The last aspect to be considered is the environment your fish require! The fish listed above are considered tropical fish, so if you are following this guide in terms of stock, you will want your aquarium temperature to be set around 78 degrees Fahrenheit (74/75-80) and a pH of 5.5-7.5 being livable, but should be closer to 7. Keep the required pH level in mind as buying certain stones such as limestone can alter the pH of your aquarium. The first item that needs to be discussed is the substrate, in most cases any gravel will do. Although, if you are attempting to grow plants you may want to look into a mixture of soil and sand (1 inch non-fertilized potting soil, 1 inch aquarium sand on top). A good rule of thumb for determining the amount of substrate you will need to create a good 1-2 inch layer is to plan on buying 1.5 pounds of substrate per gallon in your aquarium. For these sizes of aquarium, you can expect to spend around $10-$25 on substrate. Now, consider whether you would like to add live plants to your aquarium or not, live plants will help detoxify your aquarium of nitrites, nitrates as well as ammonia allowing for a more stable aquatic environment, requiring less work from you. Each plant will be around $10, but be sure to check each plant thoroughly as some stores will sell non aquatic plants to you for aquarium use. If going with artificial plants, be careful to choose plants that have soft edges to avoid tearing your fish's fins. And for decoration, go wild!
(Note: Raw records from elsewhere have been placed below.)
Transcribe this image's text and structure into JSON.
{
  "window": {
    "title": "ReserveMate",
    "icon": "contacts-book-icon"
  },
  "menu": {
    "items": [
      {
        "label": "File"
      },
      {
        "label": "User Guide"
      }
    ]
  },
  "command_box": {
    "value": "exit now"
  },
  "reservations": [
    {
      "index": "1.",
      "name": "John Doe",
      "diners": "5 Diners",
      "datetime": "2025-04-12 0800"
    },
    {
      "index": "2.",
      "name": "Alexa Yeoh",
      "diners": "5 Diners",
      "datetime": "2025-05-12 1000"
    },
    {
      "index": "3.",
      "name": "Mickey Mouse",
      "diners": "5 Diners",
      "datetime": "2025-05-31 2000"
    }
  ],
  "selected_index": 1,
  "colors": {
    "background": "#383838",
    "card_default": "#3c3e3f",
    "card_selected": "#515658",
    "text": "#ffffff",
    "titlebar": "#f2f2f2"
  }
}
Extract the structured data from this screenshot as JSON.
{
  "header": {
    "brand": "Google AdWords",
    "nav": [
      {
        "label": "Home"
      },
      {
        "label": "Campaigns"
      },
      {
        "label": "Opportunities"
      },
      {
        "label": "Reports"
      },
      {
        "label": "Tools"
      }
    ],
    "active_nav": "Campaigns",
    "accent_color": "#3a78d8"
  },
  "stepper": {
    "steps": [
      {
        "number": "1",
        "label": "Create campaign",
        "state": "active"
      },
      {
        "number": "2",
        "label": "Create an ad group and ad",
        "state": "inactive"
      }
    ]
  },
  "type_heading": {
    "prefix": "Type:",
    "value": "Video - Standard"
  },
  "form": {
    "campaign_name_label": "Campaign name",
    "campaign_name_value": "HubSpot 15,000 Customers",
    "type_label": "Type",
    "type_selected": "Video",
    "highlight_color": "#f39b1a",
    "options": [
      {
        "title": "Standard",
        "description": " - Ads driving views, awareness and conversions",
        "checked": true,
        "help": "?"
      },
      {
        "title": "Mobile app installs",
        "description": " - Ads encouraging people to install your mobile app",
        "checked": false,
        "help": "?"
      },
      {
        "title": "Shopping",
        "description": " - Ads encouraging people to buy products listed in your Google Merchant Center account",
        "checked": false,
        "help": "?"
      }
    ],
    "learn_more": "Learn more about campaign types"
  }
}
Be aware of the safety of the items you put into your aquarium (avoiding metals and sharp objects). Fish enjoy having a lot of hiding spaces, so keep this in mind when aquascaping!
Congratulations! You've made it to the finish line. I hope this article has helped you understand your options if you're looking to get into the hobby, but want to save your wallet at the same time, and be sure to come back tomorrow for a mid range setup article!
As promised, here are some great tips I wish I would've known as I was starting;
The inch per gallon rule; when planning out your aquarium stock your safest bet is to use the inch per gallon rule (in most cases). This means that for every gallon of water you have in your aquarium, you can have one inch of adult fish. Use this rule to prevent overcrowding your tank causing a collapse!
Live plants are much more difficult to grow in gravel! Gravel doesn't hold nutrients in it as other substrates such as sand and soil do, this makes it much harder for your plants to get the sustenance they need!
The plant problem; be very wary of plants from chain pet stores as more often than not they will sell you a non-aquatic plant for your aquarium without issue, this plant will later rot and wreak havoc on your water chemistry! Always be careful!